Each box is equipped with a matrix of 16 A/C light bulbs that are used as a display. Inside each box there is a micro controller that’s able to control each light bulb discretely and communicate with the other box over serial connection. The two microcontrollers are playing a game with each other.

The game is guessing the future state of the other machine. This is attempted by using something like a Markov chain. Both of the machines share a common lexicon of 13 possible patterns. The game consists of the machines taking turns creating and displaying sequences of patterns. Each sequence is 10 patterns long. A turn is composed in three steps.

  1. Read the incoming sequence, what are the transition probabilities ( what is the distribution of transitions from one pattern to the next divided by the number of patterns in the sequence )?
  2. Given the transition probabilities and a random starting state taken from the input sequence, construct a new sequence 10 patterns long that is most probable continuation of the input sequence.
  3. Send the new pattern to the other machine and wait for more input.

When one of the boxes constructs a sequence that is identical to the input sequence, that box has lost the game. At that point it will flash it’s columns from left to right and then construct a completely random sequence to start the game over. The box that won never knows that it won, it continues with the game as if it never ended.

Here’s a video of the two machines in action:

I used the Sanguino microcontroller board for this project because it was cheap, it has lots of i/o pins, and it has two hardware serial ports. I used cat 6 cable and fixtures to connect the serial ports of the two machines together and to upload code from my computer.

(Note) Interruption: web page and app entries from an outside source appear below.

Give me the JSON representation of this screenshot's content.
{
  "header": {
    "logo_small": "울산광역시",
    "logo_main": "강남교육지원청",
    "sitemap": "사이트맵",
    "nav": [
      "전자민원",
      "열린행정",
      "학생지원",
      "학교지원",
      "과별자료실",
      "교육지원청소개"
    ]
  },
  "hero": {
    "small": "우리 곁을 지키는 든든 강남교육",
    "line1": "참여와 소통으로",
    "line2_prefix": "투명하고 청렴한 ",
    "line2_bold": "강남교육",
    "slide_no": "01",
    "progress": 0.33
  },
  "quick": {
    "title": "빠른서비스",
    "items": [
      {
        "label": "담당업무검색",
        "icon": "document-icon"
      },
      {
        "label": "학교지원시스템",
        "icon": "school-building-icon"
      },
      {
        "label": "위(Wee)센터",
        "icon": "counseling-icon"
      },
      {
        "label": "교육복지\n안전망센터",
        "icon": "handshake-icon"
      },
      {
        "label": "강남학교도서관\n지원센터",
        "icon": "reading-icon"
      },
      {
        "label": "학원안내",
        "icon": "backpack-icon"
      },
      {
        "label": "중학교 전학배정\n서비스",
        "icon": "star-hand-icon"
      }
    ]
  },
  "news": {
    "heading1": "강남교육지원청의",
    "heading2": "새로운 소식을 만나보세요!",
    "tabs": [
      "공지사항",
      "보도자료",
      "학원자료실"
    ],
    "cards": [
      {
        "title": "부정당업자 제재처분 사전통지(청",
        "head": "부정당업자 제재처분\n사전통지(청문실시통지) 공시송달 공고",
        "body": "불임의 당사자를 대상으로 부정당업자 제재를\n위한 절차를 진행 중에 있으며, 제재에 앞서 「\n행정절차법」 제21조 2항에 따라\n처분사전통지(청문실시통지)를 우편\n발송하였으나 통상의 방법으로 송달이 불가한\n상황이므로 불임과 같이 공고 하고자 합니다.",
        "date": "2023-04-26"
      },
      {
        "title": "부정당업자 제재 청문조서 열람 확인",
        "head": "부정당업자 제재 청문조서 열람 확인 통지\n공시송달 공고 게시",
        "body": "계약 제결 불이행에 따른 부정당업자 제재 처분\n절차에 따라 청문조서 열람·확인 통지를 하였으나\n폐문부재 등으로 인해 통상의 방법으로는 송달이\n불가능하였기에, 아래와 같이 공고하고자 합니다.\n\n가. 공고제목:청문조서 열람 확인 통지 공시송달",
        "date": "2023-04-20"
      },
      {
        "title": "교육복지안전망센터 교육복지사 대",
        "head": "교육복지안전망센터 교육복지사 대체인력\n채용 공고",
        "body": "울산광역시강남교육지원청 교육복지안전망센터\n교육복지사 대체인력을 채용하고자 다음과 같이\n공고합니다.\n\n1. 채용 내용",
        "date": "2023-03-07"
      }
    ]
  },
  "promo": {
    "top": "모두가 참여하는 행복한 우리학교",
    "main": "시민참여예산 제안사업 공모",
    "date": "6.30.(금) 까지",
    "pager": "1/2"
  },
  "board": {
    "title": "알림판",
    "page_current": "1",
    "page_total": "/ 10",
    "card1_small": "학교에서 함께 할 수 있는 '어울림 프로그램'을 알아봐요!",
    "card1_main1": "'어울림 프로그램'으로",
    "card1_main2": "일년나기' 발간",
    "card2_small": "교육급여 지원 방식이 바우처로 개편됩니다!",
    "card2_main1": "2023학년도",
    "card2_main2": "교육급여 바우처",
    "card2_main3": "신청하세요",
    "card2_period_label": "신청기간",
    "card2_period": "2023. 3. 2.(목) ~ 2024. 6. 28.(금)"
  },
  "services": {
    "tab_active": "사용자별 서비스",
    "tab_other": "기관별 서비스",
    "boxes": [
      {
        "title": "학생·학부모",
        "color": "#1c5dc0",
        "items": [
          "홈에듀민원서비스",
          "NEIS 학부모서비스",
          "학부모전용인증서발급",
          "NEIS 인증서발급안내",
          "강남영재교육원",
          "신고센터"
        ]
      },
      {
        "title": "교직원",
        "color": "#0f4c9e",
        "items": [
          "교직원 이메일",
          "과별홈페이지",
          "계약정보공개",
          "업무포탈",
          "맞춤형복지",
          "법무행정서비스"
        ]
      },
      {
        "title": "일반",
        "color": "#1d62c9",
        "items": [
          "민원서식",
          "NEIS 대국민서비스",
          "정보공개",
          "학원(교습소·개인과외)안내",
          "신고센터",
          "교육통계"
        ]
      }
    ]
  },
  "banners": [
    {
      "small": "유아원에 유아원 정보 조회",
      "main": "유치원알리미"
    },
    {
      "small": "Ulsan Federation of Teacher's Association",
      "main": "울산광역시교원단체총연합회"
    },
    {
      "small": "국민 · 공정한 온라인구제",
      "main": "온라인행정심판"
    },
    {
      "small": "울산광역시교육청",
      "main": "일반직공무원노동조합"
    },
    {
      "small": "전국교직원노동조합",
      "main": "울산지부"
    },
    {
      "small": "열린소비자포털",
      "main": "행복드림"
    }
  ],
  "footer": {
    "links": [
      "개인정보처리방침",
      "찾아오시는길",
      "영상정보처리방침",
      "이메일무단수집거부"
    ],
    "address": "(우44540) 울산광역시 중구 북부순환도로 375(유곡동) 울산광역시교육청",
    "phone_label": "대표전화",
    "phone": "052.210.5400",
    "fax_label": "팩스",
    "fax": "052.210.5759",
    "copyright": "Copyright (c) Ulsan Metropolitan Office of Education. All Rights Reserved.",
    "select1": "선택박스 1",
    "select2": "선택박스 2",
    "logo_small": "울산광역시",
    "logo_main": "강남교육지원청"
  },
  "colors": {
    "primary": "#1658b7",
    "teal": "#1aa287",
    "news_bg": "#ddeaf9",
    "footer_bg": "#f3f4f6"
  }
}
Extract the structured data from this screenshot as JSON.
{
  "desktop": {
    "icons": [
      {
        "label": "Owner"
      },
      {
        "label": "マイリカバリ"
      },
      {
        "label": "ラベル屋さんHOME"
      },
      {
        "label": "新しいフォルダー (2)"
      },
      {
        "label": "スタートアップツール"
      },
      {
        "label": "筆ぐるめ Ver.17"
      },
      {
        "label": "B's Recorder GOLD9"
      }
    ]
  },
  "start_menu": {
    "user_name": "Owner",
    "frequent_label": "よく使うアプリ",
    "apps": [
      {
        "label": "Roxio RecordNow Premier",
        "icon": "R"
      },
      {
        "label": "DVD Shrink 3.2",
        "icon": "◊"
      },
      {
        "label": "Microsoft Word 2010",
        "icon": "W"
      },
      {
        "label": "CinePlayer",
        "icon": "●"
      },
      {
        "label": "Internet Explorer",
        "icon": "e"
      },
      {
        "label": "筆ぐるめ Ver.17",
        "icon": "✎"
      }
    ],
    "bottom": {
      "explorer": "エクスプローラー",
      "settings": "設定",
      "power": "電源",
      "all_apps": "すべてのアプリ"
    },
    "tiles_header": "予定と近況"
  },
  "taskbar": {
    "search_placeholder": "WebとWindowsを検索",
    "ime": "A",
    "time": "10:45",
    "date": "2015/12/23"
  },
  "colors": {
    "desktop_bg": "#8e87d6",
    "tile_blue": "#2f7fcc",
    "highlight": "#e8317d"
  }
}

I had never built a project that uses two microcontrollers talking to each other so I had to look around for something similar to get an idea of the best way to do it. I found MeggyChip a game written by Chris Brookfield and Windell Oskay for the excellent Meggy Jr game platform. I was able to use the communication protocol from that game with a little modification.

Here’s my awkward attempt at implementing some kind of Markov like process. It mostly works but I had to fudge it a little because for some reason there was a tendency for the machines to converge on the first pattern in the lexicon:

You can download the code for the whole project here: